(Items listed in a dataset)
*** Block opens ***
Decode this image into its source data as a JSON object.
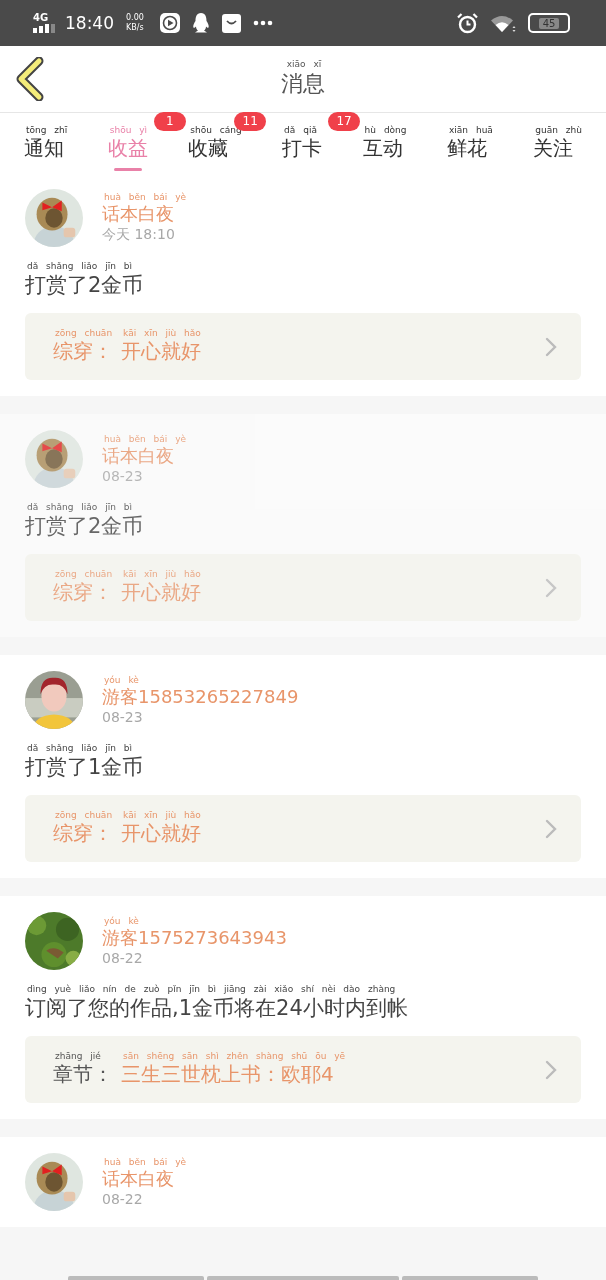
{
  "status_bar": {
    "network": "4G",
    "time": "18:40",
    "speed_value": "0.00",
    "speed_unit": "KB/s",
    "battery": "45"
  },
  "header": {
    "title": "消息",
    "title_pinyin": "xiāo xī"
  },
  "tabs": [
    {
      "label": "通知",
      "pinyin": "tōng zhī",
      "selected": false
    },
    {
      "label": "收益",
      "pinyin": "shōu yì",
      "selected": true,
      "badge": "1"
    },
    {
      "label": "收藏",
      "pinyin": "shōu cáng",
      "selected": false,
      "badge": "11"
    },
    {
      "label": "打卡",
      "pinyin": "dǎ qiǎ",
      "selected": false,
      "badge": "17"
    },
    {
      "label": "互动",
      "pinyin": "hù dòng",
      "selected": false
    },
    {
      "label": "鲜花",
      "pinyin": "xiān huā",
      "selected": false
    },
    {
      "label": "关注",
      "pinyin": "guān zhù",
      "selected": false
    }
  ],
  "messages": [
    {
      "dimmed": false,
      "name": "话本白夜",
      "name_pinyin": "huà běn bái yè",
      "time": "今天 18:10",
      "text": "打赏了2金币",
      "text_pinyin": "dǎ shǎng liǎo jīn bì",
      "ref": {
        "kind": "genre",
        "label": "综穿：",
        "label_pinyin": "zōng chuān",
        "value": "开心就好",
        "value_pinyin": "kāi xīn jiù hǎo"
      }
    },
    {
      "dimmed": true,
      "name": "话本白夜",
      "name_pinyin": "huà běn bái yè",
      "time": "08-23",
      "text": "打赏了2金币",
      "text_pinyin": "dǎ shǎng liǎo jīn bì",
      "ref": {
        "kind": "genre",
        "label": "综穿：",
        "label_pinyin": "zōng chuān",
        "value": "开心就好",
        "value_pinyin": "kāi xīn jiù hǎo"
      }
    },
    {
      "dimmed": false,
      "name": "游客15853265227849",
      "name_pinyin": "yóu kè",
      "time": "08-23",
      "text": "打赏了1金币",
      "text_pinyin": "dǎ shǎng liǎo jīn bì",
      "ref": {
        "kind": "genre",
        "label": "综穿：",
        "label_pinyin": "zōng chuān",
        "value": "开心就好",
        "value_pinyin": "kāi xīn jiù hǎo"
      }
    },
    {
      "dimmed": false,
      "name": "游客1575273643943",
      "name_pinyin": "yóu kè",
      "time": "08-22",
      "text": "订阅了您的作品,1金币将在24小时内到帐",
      "text_pinyin": "dìng yuè liǎo nín de zuò pǐn jīn bì jiāng zài xiǎo shí nèi dào zhàng",
      "ref": {
        "kind": "chapter",
        "label": "章节：",
        "label_pinyin": "zhāng jié",
        "value": "三生三世枕上书：欧耶4",
        "value_pinyin": "sān shēng sān shì zhěn shàng shū ōu yē"
      }
    },
    {
      "dimmed": false,
      "name": "话本白夜",
      "name_pinyin": "huà běn bái yè",
      "time": "08-22"
    }
  ]
}
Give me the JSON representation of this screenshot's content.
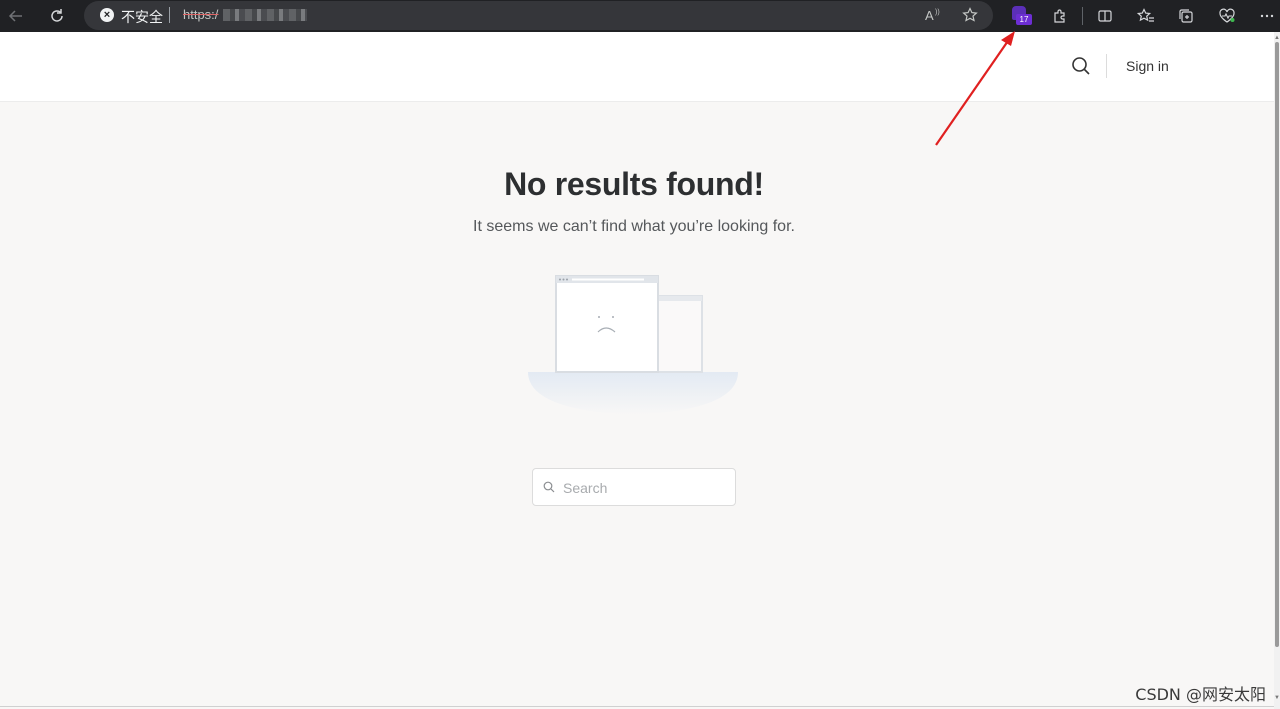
{
  "browser": {
    "security_label": "不安全",
    "url_prefix": "https:/",
    "extension_badge": "17",
    "icons": [
      "back-arrow-icon",
      "reload-icon",
      "not-secure-icon",
      "read-aloud-icon",
      "favorite-star-icon",
      "extension-badge-icon",
      "extensions-puzzle-icon",
      "split-screen-icon",
      "favorites-icon",
      "collections-icon",
      "browser-essentials-icon",
      "more-menu-icon"
    ]
  },
  "header": {
    "sign_in": "Sign in",
    "search_icon": "search-icon"
  },
  "main": {
    "title": "No results found!",
    "subtitle": "It seems we can’t find what you’re looking for.",
    "search_placeholder": "Search",
    "illustration": "sad-browser-window-illustration"
  },
  "watermark": "CSDN @网安太阳",
  "colors": {
    "chrome_bg": "#202124",
    "page_bg": "#f8f7f6",
    "badge": "#6d2ed4",
    "annotation_arrow": "#e02020"
  }
}
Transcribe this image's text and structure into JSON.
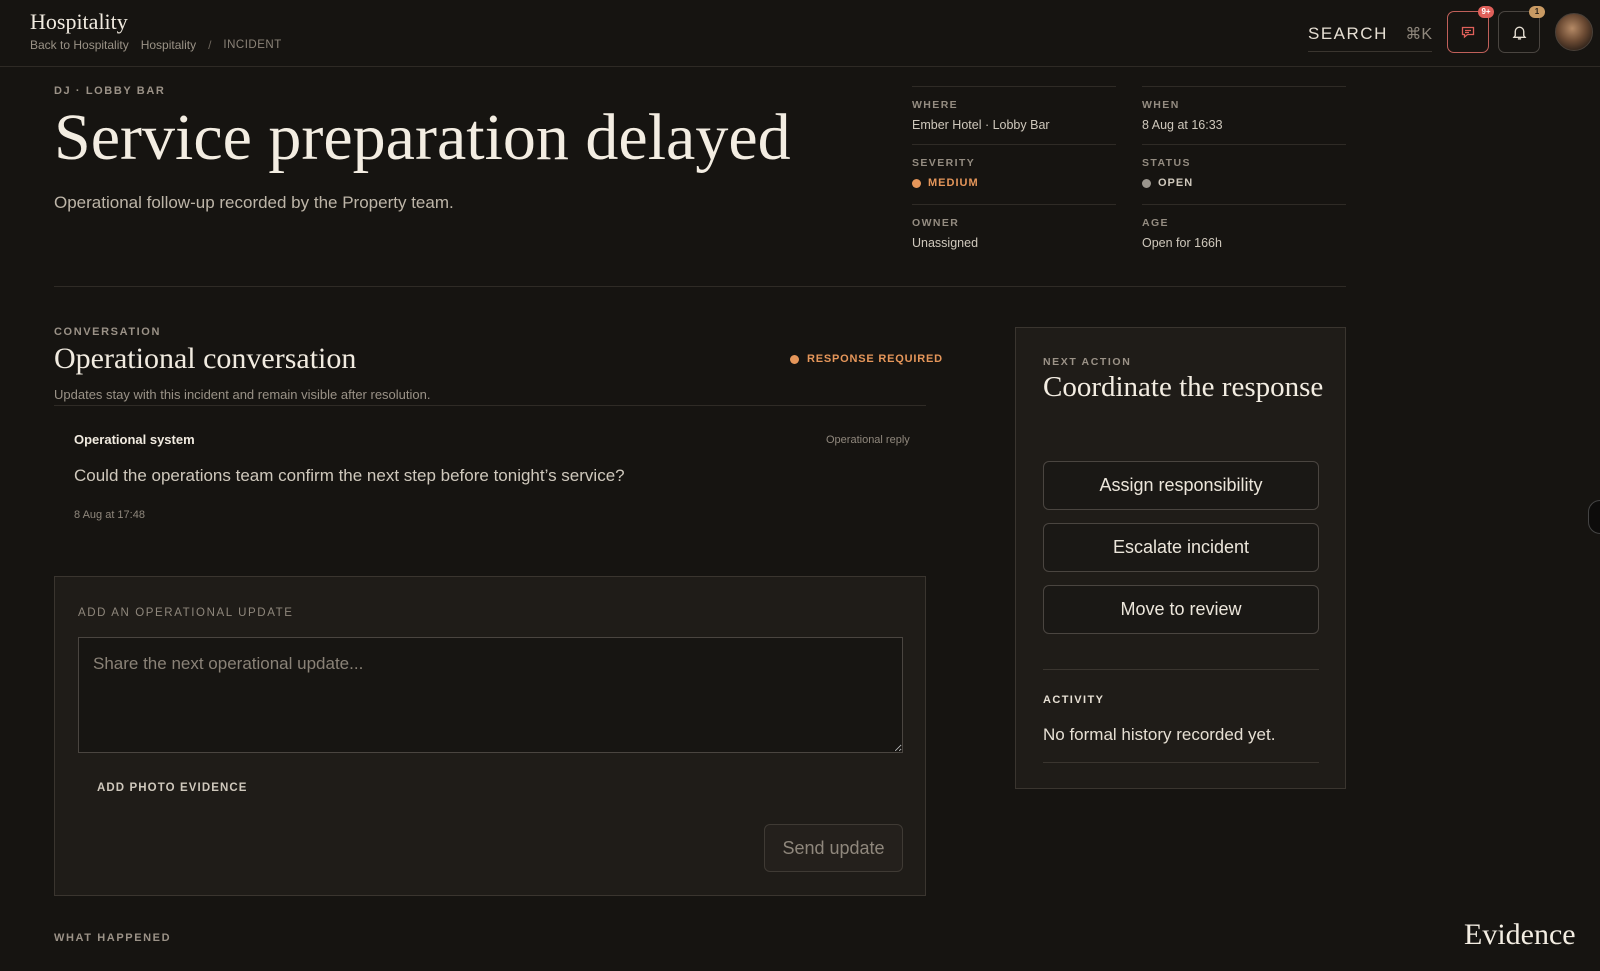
{
  "header": {
    "brand": "Hospitality",
    "back_link": "Back to Hospitality",
    "crumb_parent": "Hospitality",
    "crumb_separator": "/",
    "crumb_current": "INCIDENT",
    "search_label": "SEARCH",
    "search_shortcut": "⌘K",
    "messages_badge": "9+",
    "notifications_badge": "1"
  },
  "incident": {
    "eyebrow": "DJ · LOBBY BAR",
    "title": "Service preparation delayed",
    "subtitle": "Operational follow-up recorded by the Property team.",
    "facts": {
      "where_label": "WHERE",
      "where_value": "Ember Hotel · Lobby Bar",
      "when_label": "WHEN",
      "when_value": "8 Aug at 16:33",
      "severity_label": "SEVERITY",
      "severity_value": "MEDIUM",
      "status_label": "STATUS",
      "status_value": "OPEN",
      "owner_label": "OWNER",
      "owner_value": "Unassigned",
      "age_label": "AGE",
      "age_value": "Open for 166h"
    }
  },
  "conversation": {
    "eyebrow": "CONVERSATION",
    "title": "Operational conversation",
    "subtitle": "Updates stay with this incident and remain visible after resolution.",
    "response_flag": "RESPONSE REQUIRED",
    "message": {
      "author": "Operational system",
      "kind": "Operational reply",
      "body": "Could the operations team confirm the next step before tonight’s service?",
      "time": "8 Aug at 17:48"
    }
  },
  "composer": {
    "eyebrow": "ADD AN OPERATIONAL UPDATE",
    "placeholder": "Share the next operational update...",
    "photo_label": "ADD PHOTO EVIDENCE",
    "send_label": "Send update"
  },
  "panel": {
    "eyebrow": "NEXT ACTION",
    "title": "Coordinate the response",
    "buttons": [
      "Assign responsibility",
      "Escalate incident",
      "Move to review"
    ],
    "activity_label": "ACTIVITY",
    "activity_text": "No formal history recorded yet."
  },
  "footer": {
    "what_happened": "WHAT HAPPENED",
    "evidence": "Evidence"
  },
  "colors": {
    "background": "#161411",
    "accent_orange": "#e5965a",
    "status_grey": "#9a958d",
    "alert_red": "#e0605a"
  }
}
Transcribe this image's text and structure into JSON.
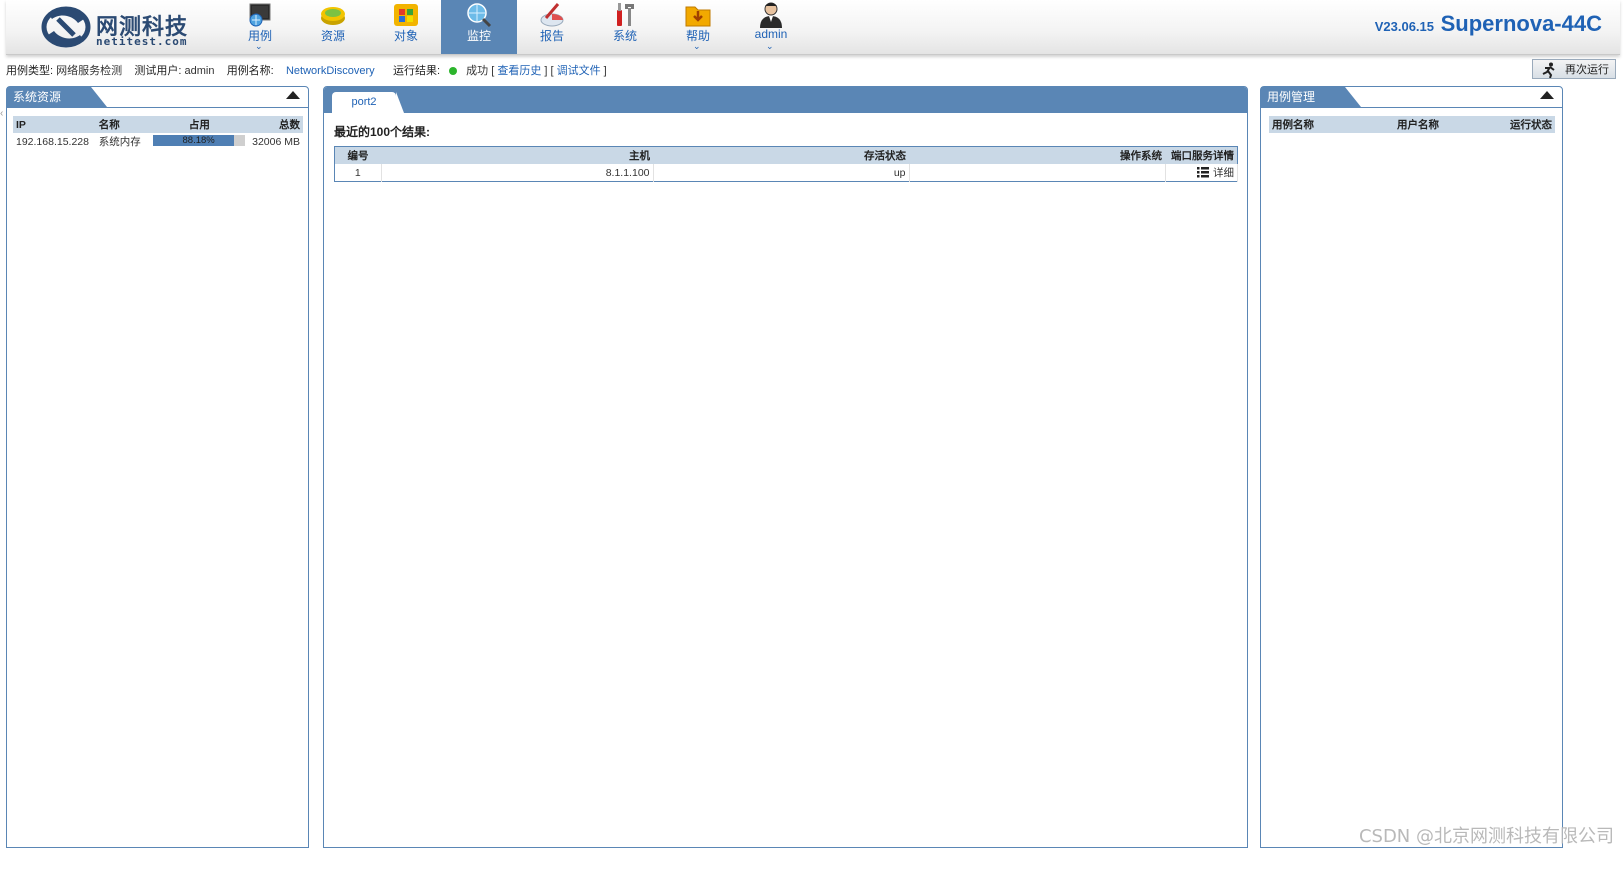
{
  "logo": {
    "cn": "网测科技",
    "en": "netitest.com"
  },
  "nav": [
    {
      "label": "用例",
      "icon": "monitor-globe-icon",
      "has_menu": true,
      "active": false
    },
    {
      "label": "资源",
      "icon": "disk-stack-icon",
      "has_menu": false,
      "active": false
    },
    {
      "label": "对象",
      "icon": "windows-blocks-icon",
      "has_menu": false,
      "active": false
    },
    {
      "label": "监控",
      "icon": "globe-magnifier-icon",
      "has_menu": false,
      "active": true
    },
    {
      "label": "报告",
      "icon": "chart-pen-icon",
      "has_menu": false,
      "active": false
    },
    {
      "label": "系统",
      "icon": "tools-icon",
      "has_menu": false,
      "active": false
    },
    {
      "label": "帮助",
      "icon": "folder-download-icon",
      "has_menu": true,
      "active": false
    },
    {
      "label": "admin",
      "icon": "user-icon",
      "has_menu": true,
      "active": false
    }
  ],
  "version": "V23.06.15",
  "product": "Supernova-44C",
  "info": {
    "type_label": "用例类型:",
    "type_value": "网络服务检测",
    "user_label": "测试用户:",
    "user_value": "admin",
    "name_label": "用例名称:",
    "name_value": "NetworkDiscovery",
    "result_label": "运行结果:",
    "result_value": "成功",
    "history_link": "查看历史",
    "debug_link": "调试文件",
    "rerun_label": "再次运行"
  },
  "left_panel": {
    "title": "系统资源",
    "columns": [
      "IP",
      "名称",
      "占用",
      "总数"
    ],
    "rows": [
      {
        "ip": "192.168.15.228",
        "name": "系统内存",
        "usage_text": "88.18%",
        "usage": 0.8818,
        "total": "32006 MB"
      }
    ]
  },
  "center_panel": {
    "tab": "port2",
    "title": "最近的100个结果:",
    "columns": [
      "编号",
      "主机",
      "存活状态",
      "操作系统",
      "端口服务详情"
    ],
    "rows": [
      {
        "num": "1",
        "host": "8.1.1.100",
        "status": "up",
        "os": "",
        "detail": "详细"
      }
    ]
  },
  "right_panel": {
    "title": "用例管理",
    "columns": [
      "用例名称",
      "用户名称",
      "运行状态"
    ]
  },
  "watermark": "CSDN @北京网测科技有限公司",
  "colors": {
    "accent": "#5a86b5",
    "link": "#1f62b5",
    "success": "#2cb52c",
    "header_bg": "#c9d8e6"
  }
}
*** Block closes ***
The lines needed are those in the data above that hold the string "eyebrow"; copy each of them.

    "eyebrow": "DJ · LOBBY BAR",
    "eyebrow": "CONVERSATION",
    "eyebrow": "ADD AN OPERATIONAL UPDATE",
    "eyebrow": "NEXT ACTION",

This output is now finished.